9. The Wonderful World of Disney (NBC)

10. Ironside (NBC)

11. Adam-12 (NBC)

12. The Flip Wilson Show (NBC)

13. Marcus Welby, MD (ABC)

*This is kind of a cheat because it was really four shows that aired once/month: Columbo, MacMillan and Wife, McCloud and Hec Ramsey.

Please join us for THURSDAY THIRTEEN. Click here to play along, and to see other interesting compilations of 13 things.

Jose Cuervo, you are a friend of mine

Yesterday was not a good day. Which is kinda cruel, because it started out so well. It was a beautiful morning. My commute was smooth. My train was not only on time, I got to ride in one of the new cars with cool new seats. The charter bus that runs between the train station and our office building was waiting for me and one of my favorite co-workers, Rita, was already on board and I was able to give her a little pep talk. She's been upset that she's being treated as "junior" and missing opportunities. (But she is junior! The trick is to explain that to her without crushing her spirit and ambition.)

Got to the office and had no morning meetings. This freed me up to concentrate on my dream project. I'd begun the audit of our client's massive library of blog articles. The plan was to show them what I already know: there's plenty of redundancy, of outdated information, of inconsistent or just plain bad design. From there, we expected the client to charge us with refreshing that portion of their website. They're a Fortune 50 company, you know them. They should have a website that reflects their status.

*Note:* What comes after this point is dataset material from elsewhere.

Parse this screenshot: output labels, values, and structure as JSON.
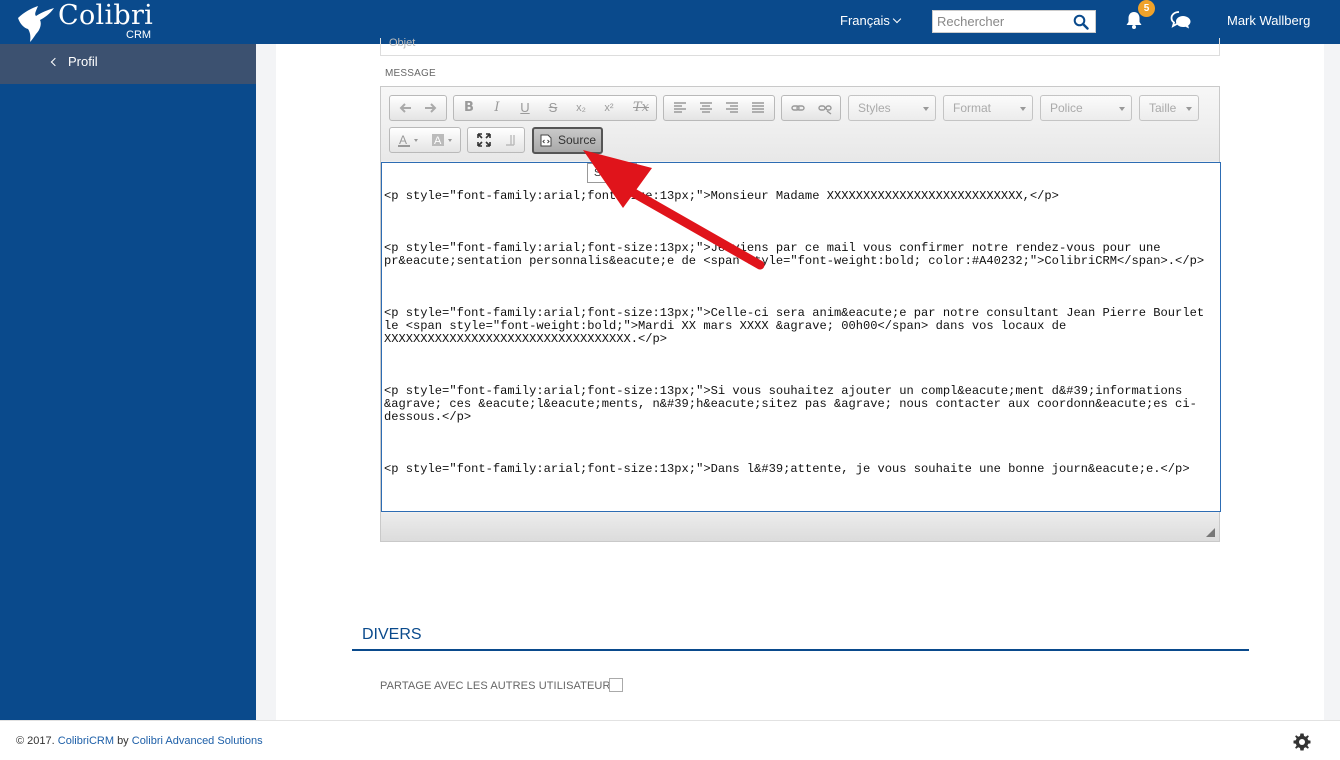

I'm so enthusiastic about this project because 1) it would be easy for the client to implement; 2) we could accurately track any increase in clicks and, therefore, show them the value we added; 3) it would be literally hundreds of hours of work for my agency. It's taken me a long time to get this project the attention it deserves because work like this will never win awards or get written up in Ad Age. Agency leadership is very into Clios and Cannes Lions and editorial mentions in industry rags. I, on the other hand, am very into doing work that demonstrably moves my client's business along. "Oh, Gal, that's 'small ball,'" I've been told. But here's the thing -- every major initiative we've recommended to the client has been rejected. Every last one. They don't see any value in these big, provocative projects. I have always been sure that if they ever see my idea, they will be pleased and approve it.

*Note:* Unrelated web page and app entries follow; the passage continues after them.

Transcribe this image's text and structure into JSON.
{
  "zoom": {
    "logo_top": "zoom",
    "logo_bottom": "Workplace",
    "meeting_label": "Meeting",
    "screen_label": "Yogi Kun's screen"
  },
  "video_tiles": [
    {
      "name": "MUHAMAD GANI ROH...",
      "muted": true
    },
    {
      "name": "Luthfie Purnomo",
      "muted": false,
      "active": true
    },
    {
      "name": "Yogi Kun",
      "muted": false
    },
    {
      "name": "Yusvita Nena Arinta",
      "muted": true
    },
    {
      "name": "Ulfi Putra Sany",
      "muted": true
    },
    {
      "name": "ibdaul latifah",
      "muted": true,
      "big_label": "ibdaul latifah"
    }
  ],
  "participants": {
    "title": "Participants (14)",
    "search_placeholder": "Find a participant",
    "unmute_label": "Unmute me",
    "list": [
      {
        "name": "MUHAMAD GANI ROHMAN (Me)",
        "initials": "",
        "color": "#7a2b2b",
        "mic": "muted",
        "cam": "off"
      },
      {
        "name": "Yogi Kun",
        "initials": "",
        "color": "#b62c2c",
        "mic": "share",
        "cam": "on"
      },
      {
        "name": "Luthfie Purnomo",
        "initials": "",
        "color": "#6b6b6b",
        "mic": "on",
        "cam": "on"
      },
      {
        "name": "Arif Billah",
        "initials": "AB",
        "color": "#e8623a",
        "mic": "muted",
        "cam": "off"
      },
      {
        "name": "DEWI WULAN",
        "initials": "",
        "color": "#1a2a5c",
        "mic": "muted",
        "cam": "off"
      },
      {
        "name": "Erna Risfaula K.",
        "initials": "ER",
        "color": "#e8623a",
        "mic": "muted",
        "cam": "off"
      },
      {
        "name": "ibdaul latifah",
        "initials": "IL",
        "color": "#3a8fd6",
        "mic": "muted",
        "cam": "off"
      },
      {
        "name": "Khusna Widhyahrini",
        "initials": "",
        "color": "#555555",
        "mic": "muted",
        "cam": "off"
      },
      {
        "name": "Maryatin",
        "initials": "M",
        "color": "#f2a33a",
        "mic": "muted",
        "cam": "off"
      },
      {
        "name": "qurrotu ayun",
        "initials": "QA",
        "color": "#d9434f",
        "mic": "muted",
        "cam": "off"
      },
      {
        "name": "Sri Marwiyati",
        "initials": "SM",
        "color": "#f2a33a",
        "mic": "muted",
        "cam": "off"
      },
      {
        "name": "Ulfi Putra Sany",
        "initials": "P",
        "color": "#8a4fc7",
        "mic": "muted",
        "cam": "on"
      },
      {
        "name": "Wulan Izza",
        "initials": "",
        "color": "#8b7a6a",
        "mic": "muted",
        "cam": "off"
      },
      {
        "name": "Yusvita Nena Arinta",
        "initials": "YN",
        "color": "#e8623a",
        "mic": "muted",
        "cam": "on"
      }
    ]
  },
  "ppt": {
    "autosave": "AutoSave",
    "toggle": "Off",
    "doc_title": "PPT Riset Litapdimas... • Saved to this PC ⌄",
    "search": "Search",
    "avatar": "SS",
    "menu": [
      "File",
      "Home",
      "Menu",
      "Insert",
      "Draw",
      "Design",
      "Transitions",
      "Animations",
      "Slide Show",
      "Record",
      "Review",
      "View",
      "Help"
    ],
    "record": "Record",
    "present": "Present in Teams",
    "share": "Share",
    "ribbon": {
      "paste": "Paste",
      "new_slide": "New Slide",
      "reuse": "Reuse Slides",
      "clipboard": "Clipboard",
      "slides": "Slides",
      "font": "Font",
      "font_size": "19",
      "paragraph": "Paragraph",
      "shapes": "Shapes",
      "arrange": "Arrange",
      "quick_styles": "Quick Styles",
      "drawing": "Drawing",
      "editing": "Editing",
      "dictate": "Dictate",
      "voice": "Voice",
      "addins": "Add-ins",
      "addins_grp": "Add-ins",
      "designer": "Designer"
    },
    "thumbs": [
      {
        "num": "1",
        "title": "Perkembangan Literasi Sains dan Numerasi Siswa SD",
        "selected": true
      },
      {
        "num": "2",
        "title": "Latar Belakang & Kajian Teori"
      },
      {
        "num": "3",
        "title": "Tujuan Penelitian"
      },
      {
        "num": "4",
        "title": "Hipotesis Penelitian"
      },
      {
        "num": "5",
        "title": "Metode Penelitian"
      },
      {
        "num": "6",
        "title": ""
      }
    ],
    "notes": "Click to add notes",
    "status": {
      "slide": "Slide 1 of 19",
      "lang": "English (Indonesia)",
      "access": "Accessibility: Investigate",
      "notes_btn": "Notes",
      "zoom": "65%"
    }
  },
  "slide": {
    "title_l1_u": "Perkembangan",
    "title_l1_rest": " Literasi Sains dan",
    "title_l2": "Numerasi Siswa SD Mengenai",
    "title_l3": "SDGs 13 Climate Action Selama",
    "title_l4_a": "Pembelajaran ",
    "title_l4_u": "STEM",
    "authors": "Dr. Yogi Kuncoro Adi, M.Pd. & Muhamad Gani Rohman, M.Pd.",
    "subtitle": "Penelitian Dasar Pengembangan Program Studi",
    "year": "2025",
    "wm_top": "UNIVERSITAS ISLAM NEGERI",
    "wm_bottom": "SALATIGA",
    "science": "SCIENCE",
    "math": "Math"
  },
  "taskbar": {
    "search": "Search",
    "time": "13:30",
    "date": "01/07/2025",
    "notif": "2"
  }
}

At lunch Rita and I went to a new French sandwich shop (I had a baguette!) and then, we came back to the office the wheels came off.

First I learned that Henry is back in the mental health facility. Yes, my darling friend is back in the looney bin for the second time this year. Once again, Henry woke up in the middle of the night and called 911 because he believed he was being attacked by his father (an 85 year old man who is in Puerto Rico and hasn't visited Henry in decades). He is going to remain there until the doctors decide he is no longer a danger to himself or anyone else. One bright spot is that once Henry calmed down, he understood who he was and where he was and allowed himself to be admitted. In May, the duration of his stay was determined by a judge. 

Then I found out that our client has fired us. Well, that's not exactly accurate. They have decided to not to renew our contract after November 30. We did our first commercial for them -- a radio spot on a comedy broadcast -- back in 1956. Sixty six years we have had a partnership. As of November 30, it will be over. And so will my career. I turn 65 on November 22, almost exactly a week before the contract ends, and I take that as a sign that it's time for me hang up my spurs and retire.

I got those two pieces of news within hours. I simply left the office after getting the last bit. I mean, what are they going to do to me at this point? I got home, poured some Jose Cuervo, and got on the phone. First I called my oldest friend, then I called John. Then I watched baseball. (My Cubs beat the Mets.)

Today was a work-from-home day. I never got dressed. Never put on any makeup. Spoke to a Medicare broker, who sent me all the information I need to get that process started so I don't have any gaps in my coverage once I get bumped from my employer's plan. (I really need dental!)

I've been with my agency 18 years. I believe, down to my bone marrow, that upper management fucked up this client relationship. They can give me this day to process and to heal.

While I realize that Henry's sad situation has nothing to do with mine, in my head they are coupled together. Yesterday was not a good day. Today is better. Tomorrow will be better still. But this was a lot of big news in a short period of time and I'm doing the best I can.